  • Typical on-the-job training needed to attain competency
    1 to 12 months on-the-job training
Based on BLS Education and Training Classifications
 
Job Zone
Some Preparation Needed
  • Specific Vocational Preparation Range
    (4.0 to < 6.0) - A typical worker will require over 3 months up to and including 1 year of training to achieve average performance in this occupation.
Based on O*Net Job Zones and SVP
 
Education Level
How much education do most people in this career have?
Education level Percent of
U.S. Workers
Doctoral or professional degree
or post-MA certificate
  0%
Master's degree or
post-BA certificate
  0%
Bachelor's degree   7%
Associate's degree   17%
Certificate or some college,
no degree
  22%
High school diploma
or equivalent
  43%
Less than high school diploma   11%
More at O*NET
 
Abilities
People in this career often have talent in:
  • Finger Dexterity
    The ability to make precisely coordinated movements of the fingers of one or both hands to grasp, manipulate, or assemble very small objects.
  • Near Vision
    The ability to see details at close range (within a few feet of the observer).
  • Arm-Hand Steadiness
    The ability to keep your hand and arm steady while moving your arm or while holding your arm and hand in one position.
  • Control Precision
    The ability to quickly and repeatedly adjust the controls of a machine or a vehicle to exact positions.
  • Visualization
    The ability to imagine how something will look after it is moved around or when its parts are moved or rearranged.
More at O*NET
 
Work Activities
In general, what you might do:
  • Getting Information
    Observing, receiving, and otherwise obtaining information from all relevant sources.
  • Identifying Objects, Actions, and Events
    Identifying information by categorizing, estimating, recognizing differences or similarities, and detecting changes in circumstances or events.
  • Making Decisions and Solving Problems
    Analyzing information and evaluating results to choose the best solution and solve problems.
  • Monitor Processes, Materials, or Surroundings
    Monitoring and reviewing information from materials, events, or the environment, to detect or assess problems.
  • Organizing, Planning, and Prioritizing Work
    Developing specific goals and plans to prioritize, organize, and accomplish your work.
More at O*NET
 
Detailed Work Activities
What you might do in a day:
  • Read work orders or other instructions to determine product specifications or materials requirements.
  • Apply parting agents or other solutions to molds.
  • Inspect medical or dental assistive devices.
  • Place materials into molds.
  • Melt metal, plastic, or other materials to prepare for production.
More at O*NET
 
Tasks
On the job, you would:
  • Read prescriptions or specifications and examine models or impressions to determine the design of dental products to be constructed.
  • Test appliances for conformance to specifications and accuracy of occlusion, using articulators and micrometers.
  • Melt metals or mix plaster, porcelain, or acrylic pastes and pour materials into molds or over frameworks to form dental prostheses or apparatus.
  • Create a model of patient's mouth by pouring plaster into a dental impression and allowing plaster to set.
  • Place tooth models on apparatus that mimics bite and movement of patient's jaw to evaluate functionality of model.
More at O*NET
 
O*NET in-it
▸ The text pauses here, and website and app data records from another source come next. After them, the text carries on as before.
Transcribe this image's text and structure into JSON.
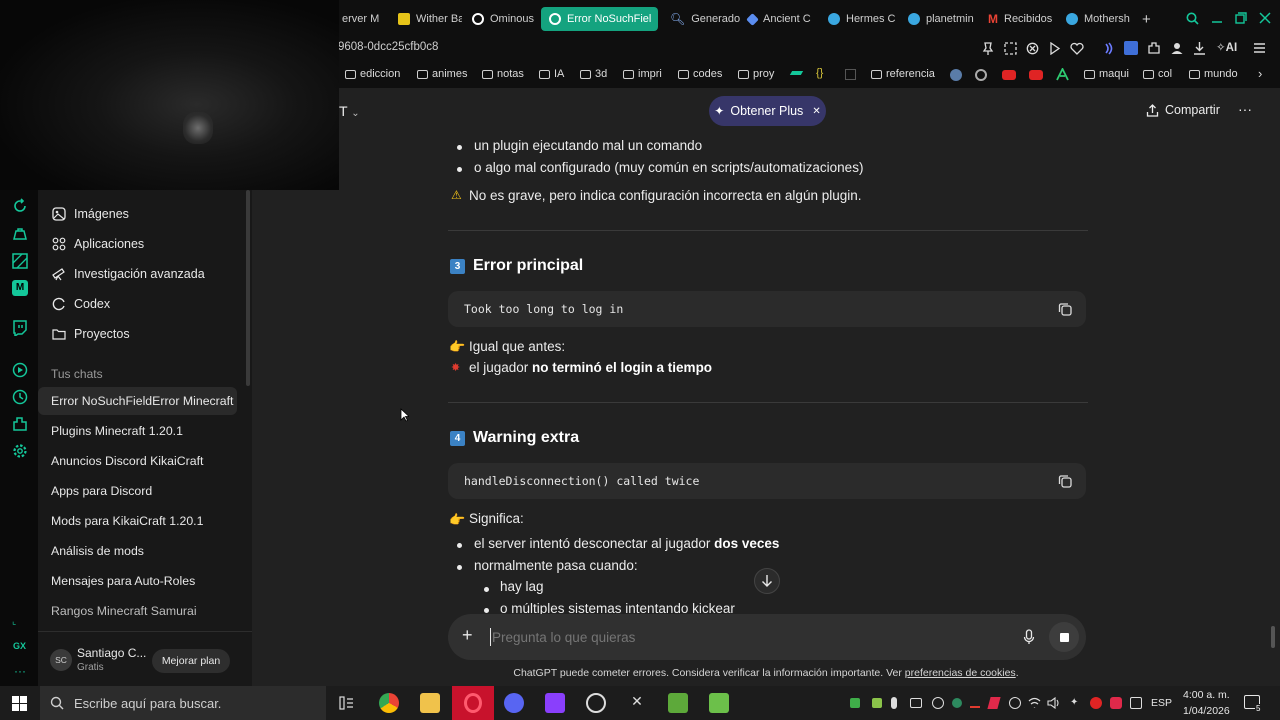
{
  "browser": {
    "tabs": [
      {
        "label": "erver M",
        "icon": "server-icon",
        "color": "#888888"
      },
      {
        "label": "Wither Ba",
        "icon": "wither-icon",
        "color": "#e6c419"
      },
      {
        "label": "Ominous",
        "icon": "chatgpt-icon",
        "color": "#ffffff"
      },
      {
        "label": "Error NoSuchFiel",
        "icon": "chatgpt-icon",
        "color": "#ffffff",
        "active": true
      },
      {
        "label": "Generado",
        "icon": "search-icon",
        "color": "#8ab4f8"
      },
      {
        "label": "Ancient C",
        "icon": "ancient-icon",
        "color": "#5b8def"
      },
      {
        "label": "Hermes C",
        "icon": "globe-icon",
        "color": "#3aa7e0"
      },
      {
        "label": "planetmin",
        "icon": "globe-icon",
        "color": "#3aa7e0"
      },
      {
        "label": "Recibidos",
        "icon": "gmail-icon",
        "color": "#ea4335"
      },
      {
        "label": "Mothersh",
        "icon": "globe-icon",
        "color": "#3aa7e0"
      }
    ],
    "url_fragment": "9608-0dcc25cfb0c8",
    "ai_label": "AI",
    "bookmarks": [
      "ediccion",
      "animes",
      "notas",
      "IA",
      "3d",
      "impri",
      "codes",
      "proy",
      "referencia",
      "maqui",
      "col",
      "mundo"
    ]
  },
  "sidebar": {
    "nav": [
      {
        "label": "Imágenes",
        "icon": "images-icon"
      },
      {
        "label": "Aplicaciones",
        "icon": "apps-icon"
      },
      {
        "label": "Investigación avanzada",
        "icon": "telescope-icon"
      },
      {
        "label": "Codex",
        "icon": "codex-icon"
      },
      {
        "label": "Proyectos",
        "icon": "folder-icon"
      }
    ],
    "chats_heading": "Tus chats",
    "chats": [
      "Error NoSuchFieldError Minecraft",
      "Plugins Minecraft 1.20.1",
      "Anuncios Discord KikaiCraft",
      "Apps para Discord",
      "Mods para KikaiCraft 1.20.1",
      "Análisis de mods",
      "Mensajes para Auto-Roles",
      "Rangos Minecraft Samurai"
    ],
    "user": {
      "initials": "SC",
      "name": "Santiago C...",
      "plan": "Gratis",
      "upgrade_label": "Mejorar plan"
    }
  },
  "header": {
    "model_suffix": "T",
    "plus_label": "Obtener Plus",
    "share_label": "Compartir"
  },
  "content": {
    "bullets_top": [
      "un plugin ejecutando mal un comando",
      "o algo mal configurado (muy común en scripts/automatizaciones)"
    ],
    "warning_note": "No es grave, pero indica configuración incorrecta en algún plugin.",
    "section3": {
      "num": "3",
      "title": "Error principal",
      "code": "Took too long to log in",
      "line1": "Igual que antes:",
      "line2_pre": "el jugador ",
      "line2_bold": "no terminó el login a tiempo"
    },
    "section4": {
      "num": "4",
      "title": "Warning extra",
      "code": "handleDisconnection() called twice",
      "meaning": "Significa:",
      "b1_pre": "el server intentó desconectar al jugador ",
      "b1_bold": "dos veces",
      "b2": "normalmente pasa cuando:",
      "sub1": "hay lag",
      "sub2": "o múltiples sistemas intentando kickear"
    }
  },
  "composer": {
    "placeholder": "Pregunta lo que quieras"
  },
  "disclaimer": {
    "text": "ChatGPT puede cometer errores. Considera verificar la información importante. Ver ",
    "link": "preferencias de cookies",
    "end": "."
  },
  "taskbar": {
    "search_placeholder": "Escribe aquí para buscar.",
    "lang": "ESP",
    "time": "4:00 a. m.",
    "date": "1/04/2026",
    "notif_count": "5"
  },
  "rail_labels": {
    "gx": "GX"
  }
}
This page includes information from the O*NET 24.0 Database by the U.S. Department of Labor, Employment and Training Administration (USDOL/ETA). Used under the CC BY 4.0 license. O*NET® is a trademark of USDOL/ETA.

BLS

This page includes information produced in cooperation with the U.S. Bureau of Labor Statistics, Occupational Employment Statistics and State Occupational Projecions programs.

 
 
 
 
Vermont.gov State of Vermont Department of Labor